__TASK GOAL__
Return each entry exactly, omitting nothing.

__SOURCE MATERIAL__
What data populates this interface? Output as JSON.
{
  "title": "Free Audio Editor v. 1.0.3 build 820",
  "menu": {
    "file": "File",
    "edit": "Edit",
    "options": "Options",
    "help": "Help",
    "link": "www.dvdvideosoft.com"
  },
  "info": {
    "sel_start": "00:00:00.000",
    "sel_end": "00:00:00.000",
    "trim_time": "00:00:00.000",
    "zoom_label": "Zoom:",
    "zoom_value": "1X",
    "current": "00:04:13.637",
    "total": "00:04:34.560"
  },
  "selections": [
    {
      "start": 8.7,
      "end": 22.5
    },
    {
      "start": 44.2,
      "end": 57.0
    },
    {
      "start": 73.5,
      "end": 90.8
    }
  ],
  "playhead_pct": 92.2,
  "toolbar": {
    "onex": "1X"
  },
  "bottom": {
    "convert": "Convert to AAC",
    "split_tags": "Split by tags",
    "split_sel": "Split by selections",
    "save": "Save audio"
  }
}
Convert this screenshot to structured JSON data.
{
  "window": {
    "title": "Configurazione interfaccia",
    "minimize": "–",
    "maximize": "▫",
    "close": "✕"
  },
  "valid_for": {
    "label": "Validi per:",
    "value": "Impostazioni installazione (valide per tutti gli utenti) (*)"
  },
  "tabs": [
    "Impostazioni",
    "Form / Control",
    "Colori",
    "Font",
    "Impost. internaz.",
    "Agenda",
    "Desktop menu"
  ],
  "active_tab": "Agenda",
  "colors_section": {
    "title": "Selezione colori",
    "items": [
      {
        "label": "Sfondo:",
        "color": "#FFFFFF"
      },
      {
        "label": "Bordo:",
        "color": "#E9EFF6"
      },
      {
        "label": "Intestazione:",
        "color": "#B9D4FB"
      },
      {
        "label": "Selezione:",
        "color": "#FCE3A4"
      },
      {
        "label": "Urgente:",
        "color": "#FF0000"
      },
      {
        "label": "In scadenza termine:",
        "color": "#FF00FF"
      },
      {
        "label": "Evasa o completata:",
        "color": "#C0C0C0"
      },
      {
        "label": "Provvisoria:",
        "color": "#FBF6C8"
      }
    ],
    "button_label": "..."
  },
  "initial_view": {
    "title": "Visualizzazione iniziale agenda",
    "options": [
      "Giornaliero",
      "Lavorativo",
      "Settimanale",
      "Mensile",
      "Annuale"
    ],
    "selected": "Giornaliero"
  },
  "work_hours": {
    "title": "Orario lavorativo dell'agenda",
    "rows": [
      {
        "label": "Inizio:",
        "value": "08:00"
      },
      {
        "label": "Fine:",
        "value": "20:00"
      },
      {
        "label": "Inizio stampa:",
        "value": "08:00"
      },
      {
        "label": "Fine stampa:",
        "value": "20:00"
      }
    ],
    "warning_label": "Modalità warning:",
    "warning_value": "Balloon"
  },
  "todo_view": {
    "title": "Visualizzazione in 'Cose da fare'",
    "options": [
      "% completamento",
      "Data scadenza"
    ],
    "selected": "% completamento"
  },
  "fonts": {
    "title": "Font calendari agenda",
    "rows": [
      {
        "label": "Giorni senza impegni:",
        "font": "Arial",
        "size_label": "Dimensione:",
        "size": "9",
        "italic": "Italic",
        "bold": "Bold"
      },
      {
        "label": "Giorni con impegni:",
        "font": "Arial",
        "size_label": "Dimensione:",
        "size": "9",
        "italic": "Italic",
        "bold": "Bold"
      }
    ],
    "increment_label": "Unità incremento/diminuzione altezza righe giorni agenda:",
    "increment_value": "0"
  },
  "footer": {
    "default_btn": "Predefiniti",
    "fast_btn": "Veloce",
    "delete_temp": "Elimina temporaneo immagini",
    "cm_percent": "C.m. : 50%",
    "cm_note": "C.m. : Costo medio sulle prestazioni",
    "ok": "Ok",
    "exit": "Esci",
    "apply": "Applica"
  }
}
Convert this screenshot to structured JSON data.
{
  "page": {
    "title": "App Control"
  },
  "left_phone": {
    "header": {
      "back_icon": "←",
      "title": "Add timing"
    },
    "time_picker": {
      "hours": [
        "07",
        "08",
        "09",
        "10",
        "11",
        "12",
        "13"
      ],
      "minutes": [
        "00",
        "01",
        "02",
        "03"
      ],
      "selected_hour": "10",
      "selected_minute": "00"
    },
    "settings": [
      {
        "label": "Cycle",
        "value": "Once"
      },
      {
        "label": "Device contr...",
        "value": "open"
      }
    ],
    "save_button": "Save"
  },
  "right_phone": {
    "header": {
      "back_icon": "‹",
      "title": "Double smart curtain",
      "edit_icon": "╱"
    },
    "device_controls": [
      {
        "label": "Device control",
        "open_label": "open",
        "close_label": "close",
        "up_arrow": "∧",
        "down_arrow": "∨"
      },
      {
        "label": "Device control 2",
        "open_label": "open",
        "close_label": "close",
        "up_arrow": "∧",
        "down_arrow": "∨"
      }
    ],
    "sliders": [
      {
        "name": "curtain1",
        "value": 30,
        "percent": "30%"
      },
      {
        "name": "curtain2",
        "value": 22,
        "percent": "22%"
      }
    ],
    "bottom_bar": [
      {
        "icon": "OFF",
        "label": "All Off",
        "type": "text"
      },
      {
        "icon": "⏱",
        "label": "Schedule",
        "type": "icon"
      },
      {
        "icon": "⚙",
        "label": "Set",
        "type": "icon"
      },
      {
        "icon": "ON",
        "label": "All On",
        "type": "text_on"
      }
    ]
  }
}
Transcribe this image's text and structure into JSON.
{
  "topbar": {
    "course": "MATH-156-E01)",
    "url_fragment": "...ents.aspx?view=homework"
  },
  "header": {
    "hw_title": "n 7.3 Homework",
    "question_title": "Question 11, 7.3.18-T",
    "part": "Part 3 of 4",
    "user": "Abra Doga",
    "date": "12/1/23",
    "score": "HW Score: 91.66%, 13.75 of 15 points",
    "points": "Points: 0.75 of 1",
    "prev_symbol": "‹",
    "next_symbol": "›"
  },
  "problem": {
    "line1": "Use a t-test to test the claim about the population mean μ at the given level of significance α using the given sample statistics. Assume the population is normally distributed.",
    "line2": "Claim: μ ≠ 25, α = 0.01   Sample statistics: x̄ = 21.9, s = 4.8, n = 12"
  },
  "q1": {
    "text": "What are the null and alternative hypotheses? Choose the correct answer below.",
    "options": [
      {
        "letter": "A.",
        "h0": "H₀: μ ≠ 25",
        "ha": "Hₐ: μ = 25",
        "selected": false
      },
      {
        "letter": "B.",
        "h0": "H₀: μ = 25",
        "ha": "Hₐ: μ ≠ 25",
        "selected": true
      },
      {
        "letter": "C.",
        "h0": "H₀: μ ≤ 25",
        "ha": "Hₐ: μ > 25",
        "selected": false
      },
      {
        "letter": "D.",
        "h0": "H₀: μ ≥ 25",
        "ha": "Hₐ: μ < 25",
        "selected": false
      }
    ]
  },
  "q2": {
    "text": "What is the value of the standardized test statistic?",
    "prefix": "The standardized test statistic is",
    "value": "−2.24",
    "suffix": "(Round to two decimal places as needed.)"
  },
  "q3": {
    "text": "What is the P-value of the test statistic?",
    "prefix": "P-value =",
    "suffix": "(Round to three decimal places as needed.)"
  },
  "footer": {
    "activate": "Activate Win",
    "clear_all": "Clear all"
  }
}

__SOLUTION__
What data populates this interface? Output as JSON.
{
  "title": "Free Audio Editor v. 1.0.3 build 820",
  "menu": {
    "file": "File",
    "edit": "Edit",
    "options": "Options",
    "help": "Help",
    "link": "www.dvdvideosoft.com"
  },
  "info": {
    "sel_start": "00:00:00.000",
    "sel_end": "00:00:00.000",
    "trim_time": "00:00:00.000",
    "zoom_label": "Zoom:",
    "zoom_value": "1X",
    "current": "00:04:13.637",
    "total": "00:04:34.560"
  },
  "selections": [
    {
      "start": 8.7,
      "end": 22.5
    },
    {
      "start": 44.2,
      "end": 57.0
    },
    {
      "start": 73.5,
      "end": 90.8
    }
  ],
  "playhead_pct": 92.2,
  "toolbar": {
    "onex": "1X"
  },
  "bottom": {
    "convert": "Convert to AAC",
    "split_tags": "Split by tags",
    "split_sel": "Split by selections",
    "save": "Save audio"
  }
}
Convert this screenshot to structured JSON data.
{
  "window": {
    "title": "Configurazione interfaccia",
    "minimize": "–",
    "maximize": "▫",
    "close": "✕"
  },
  "valid_for": {
    "label": "Validi per:",
    "value": "Impostazioni installazione (valide per tutti gli utenti) (*)"
  },
  "tabs": [
    "Impostazioni",
    "Form / Control",
    "Colori",
    "Font",
    "Impost. internaz.",
    "Agenda",
    "Desktop menu"
  ],
  "active_tab": "Agenda",
  "colors_section": {
    "title": "Selezione colori",
    "items": [
      {
        "label": "Sfondo:",
        "color": "#FFFFFF"
      },
      {
        "label": "Bordo:",
        "color": "#E9EFF6"
      },
      {
        "label": "Intestazione:",
        "color": "#B9D4FB"
      },
      {
        "label": "Selezione:",
        "color": "#FCE3A4"
      },
      {
        "label": "Urgente:",
        "color": "#FF0000"
      },
      {
        "label": "In scadenza termine:",
        "color": "#FF00FF"
      },
      {
        "label": "Evasa o completata:",
        "color": "#C0C0C0"
      },
      {
        "label": "Provvisoria:",
        "color": "#FBF6C8"
      }
    ],
    "button_label": "..."
  },
  "initial_view": {
    "title": "Visualizzazione iniziale agenda",
    "options": [
      "Giornaliero",
      "Lavorativo",
      "Settimanale",
      "Mensile",
      "Annuale"
    ],
    "selected": "Giornaliero"
  },
  "work_hours": {
    "title": "Orario lavorativo dell'agenda",
    "rows": [
      {
        "label": "Inizio:",
        "value": "08:00"
      },
      {
        "label": "Fine:",
        "value": "20:00"
      },
      {
        "label": "Inizio stampa:",
        "value": "08:00"
      },
      {
        "label": "Fine stampa:",
        "value": "20:00"
      }
    ],
    "warning_label": "Modalità warning:",
    "warning_value": "Balloon"
  },
  "todo_view": {
    "title": "Visualizzazione in 'Cose da fare'",
    "options": [
      "% completamento",
      "Data scadenza"
    ],
    "selected": "% completamento"
  },
  "fonts": {
    "title": "Font calendari agenda",
    "rows": [
      {
        "label": "Giorni senza impegni:",
        "font": "Arial",
        "size_label": "Dimensione:",
        "size": "9",
        "italic": "Italic",
        "bold": "Bold"
      },
      {
        "label": "Giorni con impegni:",
        "font": "Arial",
        "size_label": "Dimensione:",
        "size": "9",
        "italic": "Italic",
        "bold": "Bold"
      }
    ],
    "increment_label": "Unità incremento/diminuzione altezza righe giorni agenda:",
    "increment_value": "0"
  },
  "footer": {
    "default_btn": "Predefiniti",
    "fast_btn": "Veloce",
    "delete_temp": "Elimina temporaneo immagini",
    "cm_percent": "C.m. : 50%",
    "cm_note": "C.m. : Costo medio sulle prestazioni",
    "ok": "Ok",
    "exit": "Esci",
    "apply": "Applica"
  }
}
Convert this screenshot to structured JSON data.
{
  "page": {
    "title": "App Control"
  },
  "left_phone": {
    "header": {
      "back_icon": "←",
      "title": "Add timing"
    },
    "time_picker": {
      "hours": [
        "07",
        "08",
        "09",
        "10",
        "11",
        "12",
        "13"
      ],
      "minutes": [
        "00",
        "01",
        "02",
        "03"
      ],
      "selected_hour": "10",
      "selected_minute": "00"
    },
    "settings": [
      {
        "label": "Cycle",
        "value": "Once"
      },
      {
        "label": "Device contr...",
        "value": "open"
      }
    ],
    "save_button": "Save"
  },
  "right_phone": {
    "header": {
      "back_icon": "‹",
      "title": "Double smart curtain",
      "edit_icon": "╱"
    },
    "device_controls": [
      {
        "label": "Device control",
        "open_label": "open",
        "close_label": "close",
        "up_arrow": "∧",
        "down_arrow": "∨"
      },
      {
        "label": "Device control 2",
        "open_label": "open",
        "close_label": "close",
        "up_arrow": "∧",
        "down_arrow": "∨"
      }
    ],
    "sliders": [
      {
        "name": "curtain1",
        "value": 30,
        "percent": "30%"
      },
      {
        "name": "curtain2",
        "value": 22,
        "percent": "22%"
      }
    ],
    "bottom_bar": [
      {
        "icon": "OFF",
        "label": "All Off",
        "type": "text"
      },
      {
        "icon": "⏱",
        "label": "Schedule",
        "type": "icon"
      },
      {
        "icon": "⚙",
        "label": "Set",
        "type": "icon"
      },
      {
        "icon": "ON",
        "label": "All On",
        "type": "text_on"
      }
    ]
  }
}
Transcribe this image's text and structure into JSON.
{
  "topbar": {
    "course": "MATH-156-E01)",
    "url_fragment": "...ents.aspx?view=homework"
  },
  "header": {
    "hw_title": "n 7.3 Homework",
    "question_title": "Question 11, 7.3.18-T",
    "part": "Part 3 of 4",
    "user": "Abra Doga",
    "date": "12/1/23",
    "score": "HW Score: 91.66%, 13.75 of 15 points",
    "points": "Points: 0.75 of 1",
    "prev_symbol": "‹",
    "next_symbol": "›"
  },
  "problem": {
    "line1": "Use a t-test to test the claim about the population mean μ at the given level of significance α using the given sample statistics. Assume the population is normally distributed.",
    "line2": "Claim: μ ≠ 25, α = 0.01   Sample statistics: x̄ = 21.9, s = 4.8, n = 12"
  },
  "q1": {
    "text": "What are the null and alternative hypotheses? Choose the correct answer below.",
    "options": [
      {
        "letter": "A.",
        "h0": "H₀: μ ≠ 25",
        "ha": "Hₐ: μ = 25",
        "selected": false
      },
      {
        "letter": "B.",
        "h0": "H₀: μ = 25",
        "ha": "Hₐ: μ ≠ 25",
        "selected": true
      },
      {
        "letter": "C.",
        "h0": "H₀: μ ≤ 25",
        "ha": "Hₐ: μ > 25",
        "selected": false
      },
      {
        "letter": "D.",
        "h0": "H₀: μ ≥ 25",
        "ha": "Hₐ: μ < 25",
        "selected": false
      }
    ]
  },
  "q2": {
    "text": "What is the value of the standardized test statistic?",
    "prefix": "The standardized test statistic is",
    "value": "−2.24",
    "suffix": "(Round to two decimal places as needed.)"
  },
  "q3": {
    "text": "What is the P-value of the test statistic?",
    "prefix": "P-value =",
    "suffix": "(Round to three decimal places as needed.)"
  },
  "footer": {
    "activate": "Activate Win",
    "clear_all": "Clear all"
  }
}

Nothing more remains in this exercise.